▶ **Task goal**: Please show all lines of the records that include "JSON".

▶ **Data section**:
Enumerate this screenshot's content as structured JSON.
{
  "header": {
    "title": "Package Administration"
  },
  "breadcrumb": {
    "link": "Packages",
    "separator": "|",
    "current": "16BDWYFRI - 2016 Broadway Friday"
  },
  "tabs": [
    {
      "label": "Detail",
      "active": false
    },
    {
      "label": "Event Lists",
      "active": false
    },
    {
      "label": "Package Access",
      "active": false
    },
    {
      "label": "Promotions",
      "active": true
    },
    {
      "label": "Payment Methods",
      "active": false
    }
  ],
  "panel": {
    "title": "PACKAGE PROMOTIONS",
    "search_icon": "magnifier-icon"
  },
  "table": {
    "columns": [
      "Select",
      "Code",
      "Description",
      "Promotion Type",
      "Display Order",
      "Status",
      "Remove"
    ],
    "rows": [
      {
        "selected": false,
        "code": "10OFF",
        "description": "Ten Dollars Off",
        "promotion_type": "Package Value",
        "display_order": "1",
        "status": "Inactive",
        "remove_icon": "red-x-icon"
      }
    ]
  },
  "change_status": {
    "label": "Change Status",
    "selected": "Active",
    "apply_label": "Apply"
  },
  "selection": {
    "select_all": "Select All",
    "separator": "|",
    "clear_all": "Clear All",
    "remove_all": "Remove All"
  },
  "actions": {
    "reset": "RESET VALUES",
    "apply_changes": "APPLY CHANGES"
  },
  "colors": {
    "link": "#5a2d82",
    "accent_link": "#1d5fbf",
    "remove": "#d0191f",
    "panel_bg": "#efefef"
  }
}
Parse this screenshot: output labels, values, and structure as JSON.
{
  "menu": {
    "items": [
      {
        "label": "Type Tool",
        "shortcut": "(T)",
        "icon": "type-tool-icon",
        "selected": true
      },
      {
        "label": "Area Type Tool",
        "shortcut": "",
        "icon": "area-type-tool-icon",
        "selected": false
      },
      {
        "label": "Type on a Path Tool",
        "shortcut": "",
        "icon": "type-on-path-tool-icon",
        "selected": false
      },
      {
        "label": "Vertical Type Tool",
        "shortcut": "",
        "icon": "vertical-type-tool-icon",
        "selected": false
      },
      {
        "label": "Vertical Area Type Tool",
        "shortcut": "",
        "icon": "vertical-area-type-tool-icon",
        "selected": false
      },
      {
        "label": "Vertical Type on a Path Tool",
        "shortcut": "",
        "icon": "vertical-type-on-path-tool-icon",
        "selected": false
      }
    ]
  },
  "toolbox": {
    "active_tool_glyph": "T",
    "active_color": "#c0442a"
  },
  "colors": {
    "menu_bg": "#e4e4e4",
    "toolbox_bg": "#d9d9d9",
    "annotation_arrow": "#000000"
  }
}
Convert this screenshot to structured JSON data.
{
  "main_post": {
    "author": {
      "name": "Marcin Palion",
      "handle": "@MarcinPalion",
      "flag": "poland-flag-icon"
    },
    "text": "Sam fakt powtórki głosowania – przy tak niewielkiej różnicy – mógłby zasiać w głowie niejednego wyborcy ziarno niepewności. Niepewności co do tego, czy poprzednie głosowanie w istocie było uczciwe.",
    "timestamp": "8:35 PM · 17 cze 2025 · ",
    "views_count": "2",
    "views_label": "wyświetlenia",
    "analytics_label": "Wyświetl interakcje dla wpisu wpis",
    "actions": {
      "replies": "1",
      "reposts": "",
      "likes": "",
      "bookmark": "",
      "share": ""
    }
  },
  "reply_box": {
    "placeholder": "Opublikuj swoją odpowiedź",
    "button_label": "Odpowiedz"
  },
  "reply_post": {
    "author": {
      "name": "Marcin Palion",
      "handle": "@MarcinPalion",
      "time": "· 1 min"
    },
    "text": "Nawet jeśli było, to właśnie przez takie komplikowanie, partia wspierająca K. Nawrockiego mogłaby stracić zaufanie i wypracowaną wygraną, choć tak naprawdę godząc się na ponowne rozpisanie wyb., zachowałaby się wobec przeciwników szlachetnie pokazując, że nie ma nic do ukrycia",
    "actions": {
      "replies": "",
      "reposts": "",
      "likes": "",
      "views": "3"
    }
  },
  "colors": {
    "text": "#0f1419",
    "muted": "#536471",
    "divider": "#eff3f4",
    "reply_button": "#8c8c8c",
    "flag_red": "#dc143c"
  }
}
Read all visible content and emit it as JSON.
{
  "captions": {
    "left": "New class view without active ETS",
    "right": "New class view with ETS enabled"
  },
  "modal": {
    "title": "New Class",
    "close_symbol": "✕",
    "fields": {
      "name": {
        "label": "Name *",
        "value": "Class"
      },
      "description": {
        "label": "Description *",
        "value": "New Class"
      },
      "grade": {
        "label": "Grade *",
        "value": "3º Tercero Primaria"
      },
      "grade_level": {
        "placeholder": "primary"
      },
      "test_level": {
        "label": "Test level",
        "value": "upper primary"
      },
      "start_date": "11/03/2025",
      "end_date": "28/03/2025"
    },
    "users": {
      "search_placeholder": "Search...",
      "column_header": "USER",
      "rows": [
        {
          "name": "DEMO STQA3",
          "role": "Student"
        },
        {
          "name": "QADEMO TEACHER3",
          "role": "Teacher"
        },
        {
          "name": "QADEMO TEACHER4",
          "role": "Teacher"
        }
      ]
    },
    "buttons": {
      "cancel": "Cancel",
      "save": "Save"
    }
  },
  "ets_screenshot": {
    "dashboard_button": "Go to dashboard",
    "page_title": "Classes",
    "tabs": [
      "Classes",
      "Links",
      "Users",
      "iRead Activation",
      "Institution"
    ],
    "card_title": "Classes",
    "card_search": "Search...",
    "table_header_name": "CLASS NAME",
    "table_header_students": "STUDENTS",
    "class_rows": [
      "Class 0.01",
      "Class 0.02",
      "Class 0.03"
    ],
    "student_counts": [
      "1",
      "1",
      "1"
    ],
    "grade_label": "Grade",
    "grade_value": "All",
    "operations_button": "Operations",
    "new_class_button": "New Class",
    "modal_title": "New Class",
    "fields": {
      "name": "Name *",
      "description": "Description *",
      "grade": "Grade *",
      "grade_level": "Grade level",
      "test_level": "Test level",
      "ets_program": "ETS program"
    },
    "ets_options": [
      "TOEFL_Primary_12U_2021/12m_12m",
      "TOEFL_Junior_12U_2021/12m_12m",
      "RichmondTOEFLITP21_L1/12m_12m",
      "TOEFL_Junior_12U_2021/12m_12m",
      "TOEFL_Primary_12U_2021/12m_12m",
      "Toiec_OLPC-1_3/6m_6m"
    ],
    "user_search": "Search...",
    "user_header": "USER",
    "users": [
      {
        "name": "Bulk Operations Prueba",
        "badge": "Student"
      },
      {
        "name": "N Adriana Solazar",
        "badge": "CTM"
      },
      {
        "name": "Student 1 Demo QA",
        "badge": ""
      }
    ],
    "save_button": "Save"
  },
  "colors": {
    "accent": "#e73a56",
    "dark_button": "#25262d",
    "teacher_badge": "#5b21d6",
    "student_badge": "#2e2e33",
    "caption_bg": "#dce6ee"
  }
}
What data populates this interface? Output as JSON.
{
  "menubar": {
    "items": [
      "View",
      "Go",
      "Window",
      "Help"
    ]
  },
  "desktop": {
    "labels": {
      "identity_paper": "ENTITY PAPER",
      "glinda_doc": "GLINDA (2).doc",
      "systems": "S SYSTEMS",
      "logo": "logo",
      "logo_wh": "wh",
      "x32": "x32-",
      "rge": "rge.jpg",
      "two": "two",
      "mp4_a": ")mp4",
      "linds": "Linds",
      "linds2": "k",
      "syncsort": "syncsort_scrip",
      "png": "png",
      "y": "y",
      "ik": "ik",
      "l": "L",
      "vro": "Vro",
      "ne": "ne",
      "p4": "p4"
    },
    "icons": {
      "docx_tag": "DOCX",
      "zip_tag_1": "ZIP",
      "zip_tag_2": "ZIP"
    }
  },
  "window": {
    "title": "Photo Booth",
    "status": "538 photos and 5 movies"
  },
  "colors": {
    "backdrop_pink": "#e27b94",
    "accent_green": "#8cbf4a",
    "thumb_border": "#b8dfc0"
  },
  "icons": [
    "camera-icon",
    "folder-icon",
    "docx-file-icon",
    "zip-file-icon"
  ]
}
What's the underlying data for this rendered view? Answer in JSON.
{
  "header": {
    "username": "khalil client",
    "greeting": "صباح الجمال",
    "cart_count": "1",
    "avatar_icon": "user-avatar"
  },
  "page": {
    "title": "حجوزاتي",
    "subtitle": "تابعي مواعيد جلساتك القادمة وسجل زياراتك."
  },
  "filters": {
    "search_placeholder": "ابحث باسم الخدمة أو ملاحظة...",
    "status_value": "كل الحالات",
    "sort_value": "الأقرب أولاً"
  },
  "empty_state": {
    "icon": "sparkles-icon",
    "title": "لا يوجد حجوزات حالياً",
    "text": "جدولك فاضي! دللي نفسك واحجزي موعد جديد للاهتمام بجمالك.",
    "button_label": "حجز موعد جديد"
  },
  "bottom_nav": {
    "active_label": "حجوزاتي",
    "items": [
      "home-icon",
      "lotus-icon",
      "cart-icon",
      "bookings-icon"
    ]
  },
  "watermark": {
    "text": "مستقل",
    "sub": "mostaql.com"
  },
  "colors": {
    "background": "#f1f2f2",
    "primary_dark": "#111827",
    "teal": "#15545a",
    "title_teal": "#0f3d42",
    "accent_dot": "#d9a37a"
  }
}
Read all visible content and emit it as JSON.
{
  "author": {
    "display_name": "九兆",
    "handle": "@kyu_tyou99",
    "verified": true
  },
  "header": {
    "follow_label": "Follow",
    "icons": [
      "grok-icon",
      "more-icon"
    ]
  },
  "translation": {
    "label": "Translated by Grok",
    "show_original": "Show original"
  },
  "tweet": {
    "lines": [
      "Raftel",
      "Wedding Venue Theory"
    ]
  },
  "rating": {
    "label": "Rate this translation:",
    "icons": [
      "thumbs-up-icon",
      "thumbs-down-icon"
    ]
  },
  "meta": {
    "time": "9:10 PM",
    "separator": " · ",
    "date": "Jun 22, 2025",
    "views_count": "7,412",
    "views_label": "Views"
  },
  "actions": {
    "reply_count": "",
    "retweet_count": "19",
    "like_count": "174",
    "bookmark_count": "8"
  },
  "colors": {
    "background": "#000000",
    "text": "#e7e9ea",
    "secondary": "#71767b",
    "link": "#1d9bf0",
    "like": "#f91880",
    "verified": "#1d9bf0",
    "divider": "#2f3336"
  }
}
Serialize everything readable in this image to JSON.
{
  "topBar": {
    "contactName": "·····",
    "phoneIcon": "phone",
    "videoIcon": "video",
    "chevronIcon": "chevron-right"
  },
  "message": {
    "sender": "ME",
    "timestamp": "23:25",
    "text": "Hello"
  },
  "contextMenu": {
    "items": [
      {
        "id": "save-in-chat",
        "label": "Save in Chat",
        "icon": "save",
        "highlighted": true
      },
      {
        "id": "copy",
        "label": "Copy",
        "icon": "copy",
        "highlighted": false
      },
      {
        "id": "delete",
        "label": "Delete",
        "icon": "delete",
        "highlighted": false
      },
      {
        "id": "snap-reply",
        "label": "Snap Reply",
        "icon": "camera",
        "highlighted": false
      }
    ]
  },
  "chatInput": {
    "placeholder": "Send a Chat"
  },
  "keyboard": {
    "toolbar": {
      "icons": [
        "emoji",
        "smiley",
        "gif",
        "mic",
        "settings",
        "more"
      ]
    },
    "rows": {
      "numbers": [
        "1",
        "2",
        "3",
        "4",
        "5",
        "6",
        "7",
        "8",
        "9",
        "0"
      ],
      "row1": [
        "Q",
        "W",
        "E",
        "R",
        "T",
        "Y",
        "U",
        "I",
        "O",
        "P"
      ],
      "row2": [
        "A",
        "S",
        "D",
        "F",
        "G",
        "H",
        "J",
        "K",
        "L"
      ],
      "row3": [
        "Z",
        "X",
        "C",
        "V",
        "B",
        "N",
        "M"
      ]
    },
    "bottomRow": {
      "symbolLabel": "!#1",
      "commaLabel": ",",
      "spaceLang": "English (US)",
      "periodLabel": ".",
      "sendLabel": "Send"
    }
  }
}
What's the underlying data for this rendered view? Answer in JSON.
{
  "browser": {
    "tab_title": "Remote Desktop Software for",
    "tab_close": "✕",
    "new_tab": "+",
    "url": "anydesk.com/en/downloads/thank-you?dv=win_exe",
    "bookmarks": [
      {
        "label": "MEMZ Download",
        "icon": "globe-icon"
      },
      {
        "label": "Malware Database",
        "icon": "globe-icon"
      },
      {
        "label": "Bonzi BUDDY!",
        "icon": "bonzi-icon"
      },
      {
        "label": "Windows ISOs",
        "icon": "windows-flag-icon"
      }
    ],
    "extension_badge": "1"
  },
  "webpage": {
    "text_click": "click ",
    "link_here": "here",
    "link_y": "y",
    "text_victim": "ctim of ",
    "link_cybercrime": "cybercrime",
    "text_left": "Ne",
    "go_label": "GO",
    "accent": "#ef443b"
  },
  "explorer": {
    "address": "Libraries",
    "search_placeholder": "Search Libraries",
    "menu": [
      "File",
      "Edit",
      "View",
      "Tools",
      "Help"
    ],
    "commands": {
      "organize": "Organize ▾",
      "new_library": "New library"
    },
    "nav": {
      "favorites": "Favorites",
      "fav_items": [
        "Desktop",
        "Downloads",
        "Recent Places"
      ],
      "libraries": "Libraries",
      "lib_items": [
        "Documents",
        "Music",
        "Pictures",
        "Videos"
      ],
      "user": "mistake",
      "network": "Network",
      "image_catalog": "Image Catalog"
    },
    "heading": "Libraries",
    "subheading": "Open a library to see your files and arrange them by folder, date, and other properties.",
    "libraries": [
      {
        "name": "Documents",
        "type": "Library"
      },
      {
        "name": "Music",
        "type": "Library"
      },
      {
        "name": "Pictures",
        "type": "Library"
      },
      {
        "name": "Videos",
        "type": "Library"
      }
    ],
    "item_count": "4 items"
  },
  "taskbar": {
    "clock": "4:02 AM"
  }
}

▶ **Output below**:
Enumerate this screenshot's content as structured JSON.
Parse this screenshot: output labels, values, and structure as JSON.
Convert this screenshot to structured JSON data.
Read all visible content and emit it as JSON.
What data populates this interface? Output as JSON.
What's the underlying data for this rendered view? Answer in JSON.
Read all visible content and emit it as JSON.
Serialize everything readable in this image to JSON.
What's the underlying data for this rendered view? Answer in JSON.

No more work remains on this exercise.